EXERCISE AIM. Once you have read the data below, set it all down again exactly.

Items from a data source.
● ● ● ●

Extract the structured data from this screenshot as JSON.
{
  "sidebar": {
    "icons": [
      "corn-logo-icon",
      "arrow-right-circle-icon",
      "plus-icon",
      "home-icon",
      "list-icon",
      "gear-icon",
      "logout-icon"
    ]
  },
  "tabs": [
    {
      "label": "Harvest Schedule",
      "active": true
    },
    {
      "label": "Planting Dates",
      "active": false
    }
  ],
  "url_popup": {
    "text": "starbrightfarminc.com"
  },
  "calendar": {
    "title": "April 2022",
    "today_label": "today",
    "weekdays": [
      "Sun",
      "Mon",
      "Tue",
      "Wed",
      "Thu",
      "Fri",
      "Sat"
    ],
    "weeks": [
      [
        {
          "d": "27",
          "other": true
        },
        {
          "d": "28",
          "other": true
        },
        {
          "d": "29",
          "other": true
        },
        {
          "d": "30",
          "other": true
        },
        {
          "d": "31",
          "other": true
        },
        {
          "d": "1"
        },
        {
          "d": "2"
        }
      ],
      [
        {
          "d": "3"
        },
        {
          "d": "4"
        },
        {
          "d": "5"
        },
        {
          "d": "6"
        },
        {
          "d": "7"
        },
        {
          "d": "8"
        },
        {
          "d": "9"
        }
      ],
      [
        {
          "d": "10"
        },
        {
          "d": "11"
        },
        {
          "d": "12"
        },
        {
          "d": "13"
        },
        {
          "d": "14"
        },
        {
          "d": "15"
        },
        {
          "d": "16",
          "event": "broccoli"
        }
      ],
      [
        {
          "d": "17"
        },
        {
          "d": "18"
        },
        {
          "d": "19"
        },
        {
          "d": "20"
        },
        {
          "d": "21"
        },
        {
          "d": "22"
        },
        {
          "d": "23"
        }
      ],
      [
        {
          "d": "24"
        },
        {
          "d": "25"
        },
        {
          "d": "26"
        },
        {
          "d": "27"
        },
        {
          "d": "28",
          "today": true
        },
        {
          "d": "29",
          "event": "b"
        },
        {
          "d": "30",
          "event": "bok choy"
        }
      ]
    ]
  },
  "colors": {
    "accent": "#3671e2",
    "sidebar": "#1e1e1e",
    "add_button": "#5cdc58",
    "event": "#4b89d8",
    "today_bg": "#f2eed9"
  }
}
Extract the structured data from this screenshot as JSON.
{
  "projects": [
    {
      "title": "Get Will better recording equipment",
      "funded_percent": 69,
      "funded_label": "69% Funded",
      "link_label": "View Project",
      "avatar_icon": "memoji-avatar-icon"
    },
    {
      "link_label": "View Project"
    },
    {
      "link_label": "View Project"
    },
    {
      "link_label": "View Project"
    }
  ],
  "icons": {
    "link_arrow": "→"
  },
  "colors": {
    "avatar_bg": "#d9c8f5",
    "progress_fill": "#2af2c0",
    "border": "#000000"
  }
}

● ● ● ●

ANSWER BOX.
Extract the structured data from this screenshot as JSON.
{
  "sidebar": {
    "icons": [
      "corn-logo-icon",
      "arrow-right-circle-icon",
      "plus-icon",
      "home-icon",
      "list-icon",
      "gear-icon",
      "logout-icon"
    ]
  },
  "tabs": [
    {
      "label": "Harvest Schedule",
      "active": true
    },
    {
      "label": "Planting Dates",
      "active": false
    }
  ],
  "url_popup": {
    "text": "starbrightfarminc.com"
  },
  "calendar": {
    "title": "April 2022",
    "today_label": "today",
    "weekdays": [
      "Sun",
      "Mon",
      "Tue",
      "Wed",
      "Thu",
      "Fri",
      "Sat"
    ],
    "weeks": [
      [
        {
          "d": "27",
          "other": true
        },
        {
          "d": "28",
          "other": true
        },
        {
          "d": "29",
          "other": true
        },
        {
          "d": "30",
          "other": true
        },
        {
          "d": "31",
          "other": true
        },
        {
          "d": "1"
        },
        {
          "d": "2"
        }
      ],
      [
        {
          "d": "3"
        },
        {
          "d": "4"
        },
        {
          "d": "5"
        },
        {
          "d": "6"
        },
        {
          "d": "7"
        },
        {
          "d": "8"
        },
        {
          "d": "9"
        }
      ],
      [
        {
          "d": "10"
        },
        {
          "d": "11"
        },
        {
          "d": "12"
        },
        {
          "d": "13"
        },
        {
          "d": "14"
        },
        {
          "d": "15"
        },
        {
          "d": "16",
          "event": "broccoli"
        }
      ],
      [
        {
          "d": "17"
        },
        {
          "d": "18"
        },
        {
          "d": "19"
        },
        {
          "d": "20"
        },
        {
          "d": "21"
        },
        {
          "d": "22"
        },
        {
          "d": "23"
        }
      ],
      [
        {
          "d": "24"
        },
        {
          "d": "25"
        },
        {
          "d": "26"
        },
        {
          "d": "27"
        },
        {
          "d": "28",
          "today": true
        },
        {
          "d": "29",
          "event": "b"
        },
        {
          "d": "30",
          "event": "bok choy"
        }
      ]
    ]
  },
  "colors": {
    "accent": "#3671e2",
    "sidebar": "#1e1e1e",
    "add_button": "#5cdc58",
    "event": "#4b89d8",
    "today_bg": "#f2eed9"
  }
}
Extract the structured data from this screenshot as JSON.
{
  "projects": [
    {
      "title": "Get Will better recording equipment",
      "funded_percent": 69,
      "funded_label": "69% Funded",
      "link_label": "View Project",
      "avatar_icon": "memoji-avatar-icon"
    },
    {
      "link_label": "View Project"
    },
    {
      "link_label": "View Project"
    },
    {
      "link_label": "View Project"
    }
  ],
  "icons": {
    "link_arrow": "→"
  },
  "colors": {
    "avatar_bg": "#d9c8f5",
    "progress_fill": "#2af2c0",
    "border": "#000000"
  }
}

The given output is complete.